Google’s site in Widows Creek, Alabama is a former coal power plant operated by the Tennessee Valley Authority, which creates some interesting possibilities in energy procurement.
“At Widows Creek, we can use the plants’ many electric transmission lines to bring in lots of renewable energy to power our new data center,” said Patrick Gammons, Senior Manager of Data Center Energy and Location Strategy at Google. “Thanks to an arrangement with Tennessee Valley Authority, our electric utility, we’ll be able to scout new renewable energy projects and work with TVA to bring the power onto their electrical grid. Ultimately, this contributes to our goal of being powered by 100 percent renewable energy.”
Google is unique in its focus on the southeast, but it’s not the only huge data center player to focus its infrastructure in a particular region. eBay houses its U.S. data center infrastructure in the Southwest, with facilities in Phoenix, Las Vegas and West Jordan, Utah, with another site currently under construction in Reno, Nevada.
Does Google have different site selection criteria than other cloud-scale players? Or is it simply ahead of its time in choosing markets like South Carolina, Tennessee and northern Alabama? To a large degree, Google’s Southeastern projects are opportunistic purchases of distressed properties with great power infrastructure, allowing Google to operate with a low cost structure. Some of the largest Internet players have the resources to pursue these type of retrofits, but most prefer a ground-up “greenfield” build that allows them to customize every element of the data center. Google does greenfield builds in some markets, and retrofits in others.

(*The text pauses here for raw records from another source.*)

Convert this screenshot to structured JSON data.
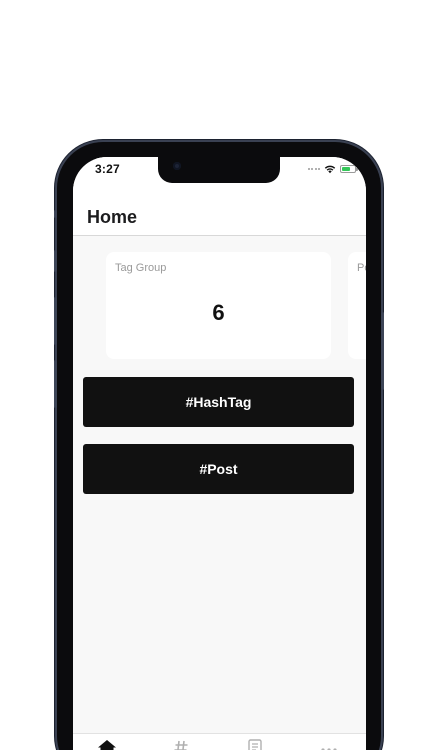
{
  "status_bar": {
    "time": "3:27"
  },
  "header": {
    "title": "Home"
  },
  "stats": [
    {
      "label": "Tag Group",
      "value": "6"
    },
    {
      "label": "Po",
      "value": ""
    }
  ],
  "actions": {
    "hashtag_label": "#HashTag",
    "post_label": "#Post"
  },
  "tab_bar": {
    "items": [
      {
        "icon": "home-icon",
        "active": true
      },
      {
        "icon": "hashtag-icon",
        "active": false
      },
      {
        "icon": "document-icon",
        "active": false
      },
      {
        "icon": "more-icon",
        "active": false
      }
    ]
  },
  "colors": {
    "accent": "#111111",
    "background": "#f8f8f8",
    "battery": "#34c759",
    "muted_text": "#9a9a9a"
  }
}
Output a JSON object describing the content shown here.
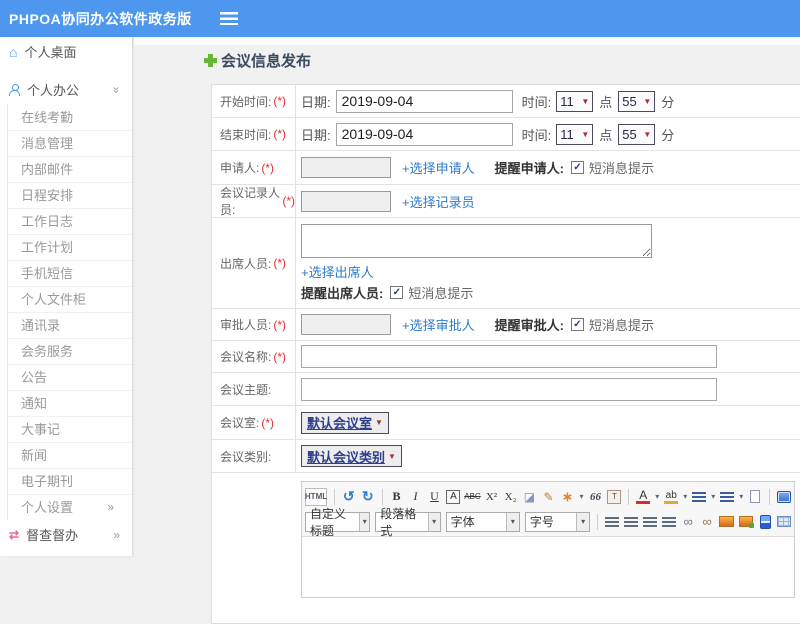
{
  "colors": {
    "topbar": "#4d97ee",
    "link": "#2e7bcc",
    "required": "#e03131",
    "plus": "#67b637"
  },
  "icons": {
    "home": "⌂",
    "supervise": "⇄",
    "chevron": "»",
    "select_arrow": "▼",
    "dropdown_arrow": "▾",
    "check": "✓"
  },
  "topbar": {
    "title": "PHPOA协同办公软件政务版"
  },
  "sidebar": {
    "items": [
      {
        "label": "个人桌面"
      },
      {
        "label": "个人办公"
      },
      {
        "label": "在线考勤"
      },
      {
        "label": "消息管理"
      },
      {
        "label": "内部邮件"
      },
      {
        "label": "日程安排"
      },
      {
        "label": "工作日志"
      },
      {
        "label": "工作计划"
      },
      {
        "label": "手机短信"
      },
      {
        "label": "个人文件柜"
      },
      {
        "label": "通讯录"
      },
      {
        "label": "会务服务"
      },
      {
        "label": "公告"
      },
      {
        "label": "通知"
      },
      {
        "label": "大事记"
      },
      {
        "label": "新闻"
      },
      {
        "label": "电子期刊"
      },
      {
        "label": "个人设置"
      },
      {
        "label": "督查督办"
      }
    ]
  },
  "main": {
    "heading": "会议信息发布"
  },
  "form": {
    "start_time": {
      "label": "开始时间:",
      "req": "(*)",
      "date_label": "日期:",
      "date": "2019-09-04",
      "time_label": "时间:",
      "hour": "11",
      "hour_unit": "点",
      "minute": "55",
      "minute_unit": "分"
    },
    "end_time": {
      "label": "结束时间:",
      "req": "(*)",
      "date_label": "日期:",
      "date": "2019-09-04",
      "time_label": "时间:",
      "hour": "11",
      "hour_unit": "点",
      "minute": "55",
      "minute_unit": "分"
    },
    "applicant": {
      "label": "申请人:",
      "req": "(*)",
      "choose": "+选择申请人",
      "remind": "提醒申请人:",
      "sms": "短消息提示"
    },
    "recorder": {
      "label": "会议记录人员:",
      "req": "(*)",
      "choose": "+选择记录员"
    },
    "attendees": {
      "label": "出席人员:",
      "req": "(*)",
      "choose": "+选择出席人",
      "remind": "提醒出席人员:",
      "sms": "短消息提示"
    },
    "approver": {
      "label": "审批人员:",
      "req": "(*)",
      "choose": "+选择审批人",
      "remind": "提醒审批人:",
      "sms": "短消息提示"
    },
    "name": {
      "label": "会议名称:",
      "req": "(*)"
    },
    "topic": {
      "label": "会议主题:"
    },
    "room": {
      "label": "会议室:",
      "req": "(*)",
      "value": "默认会议室"
    },
    "category": {
      "label": "会议类别:",
      "value": "默认会议类别"
    }
  },
  "editor": {
    "buttons": {
      "html": "HTML",
      "undo": "↺",
      "redo": "↻",
      "bold": "B",
      "italic": "I",
      "underline": "U",
      "font_border": "A",
      "strike": "ABC",
      "superscript": "X²",
      "subscript": "X₂",
      "eraser": "◪",
      "brush": "✎",
      "autoformat": "∗",
      "quote": "66",
      "paste": "T",
      "forecolor": "A",
      "hilite": "ab",
      "link": "∞",
      "unlink": "∞"
    },
    "combos": {
      "heading": "自定义标题",
      "paragraph": "段落格式",
      "font": "字体",
      "size": "字号"
    }
  }
}
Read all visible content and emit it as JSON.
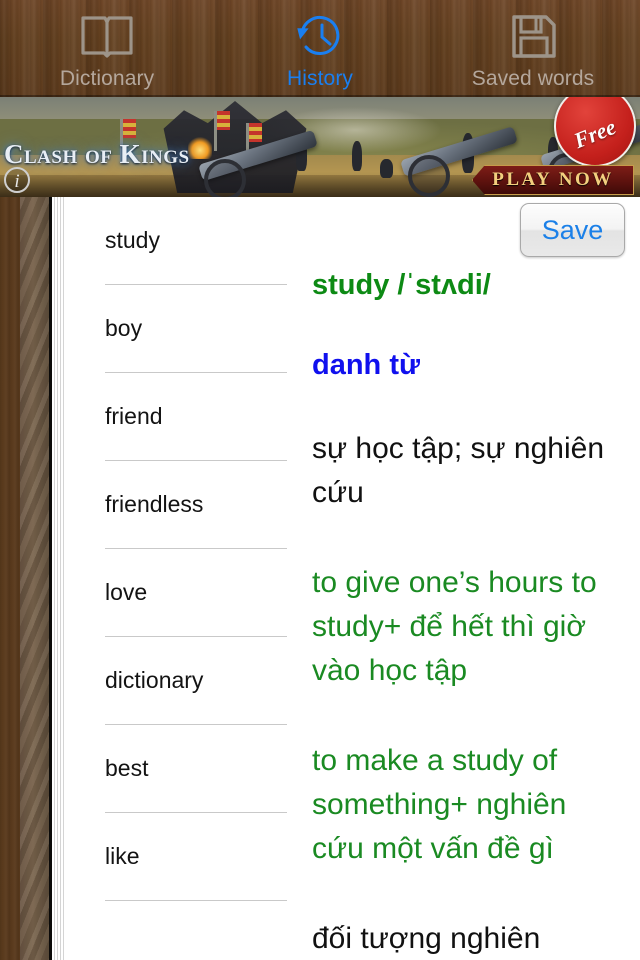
{
  "tabs": [
    {
      "label": "Dictionary",
      "icon": "book-icon",
      "active": false
    },
    {
      "label": "History",
      "icon": "clock-history-icon",
      "active": true
    },
    {
      "label": "Saved words",
      "icon": "floppy-disk-icon",
      "active": false
    }
  ],
  "ad": {
    "title": "Clash of Kings",
    "cta": "PLAY NOW",
    "badge": "Free",
    "info_icon": "info-icon"
  },
  "history": {
    "words": [
      "study",
      "boy",
      "friend",
      "friendless",
      "love",
      "dictionary",
      "best",
      "like"
    ]
  },
  "definition": {
    "save_label": "Save",
    "headword": "study /ˈstʌdi/",
    "part_of_speech": "danh từ",
    "sense": "sự học tập; sự nghiên cứu",
    "example_1": "to give one’s hours to study+ để hết thì giờ vào học tập",
    "example_2": "to make a study of something+ nghiên cứu một vấn đề gì",
    "sense_2_partial": "đối tượng nghiên"
  },
  "colors": {
    "green": "#0d8a14",
    "blue": "#1010ee",
    "tab_active": "#1a7ff0",
    "tab_inactive": "#b4a79c",
    "wood": "#5c3a1c",
    "save_text": "#1b80e8"
  }
}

Ultimately, data centers will follow the eyeballs, and be placed in proximity to the end users they serve. That favors locating data centers in the Eastern U.S., as about 58 percent of the U.S. population resides east of the Mississippi River. The country’s population density is reflected by this night-time satellite image.
As Google fills in its infrastructure map, it makes sense to focus on the eastern U.S. The concentration of infrastructure in the southeast is clearly sufficient to serve Internet traffic to the huge mass of users in the Northeast corridor – which is one of the most expensive regions to build and operate a data center. Building that capacity in the Southeast is cheaper.
Capacity planning is one of the toughest challenges in the data center business. Creating regional data center hubs allows cloud-scale companies to rapidly add server capacity and electric power, creating economies of scale as more workloads migrate into these massive server farms.
As Internet audiences grow into the billions, content providers have focused on edge computing, building smaller data centers in local markets to accelerate the delivery of videos and applications. In a discussion with Data Center Frontier last year, Kava said he expects that Google’s data center strategy will remain focused on large regional cloud campuses, but the company can adapt quickly to user requirements.
“The campus model still makes a lot of sense,” said Kava. “But we may have to eventually have a more distributed approach. You’re going to have to have more edge cache nodes. It won’t replace the campus system, but we might see more of that. We have to be prepared to react to the business imperatives.”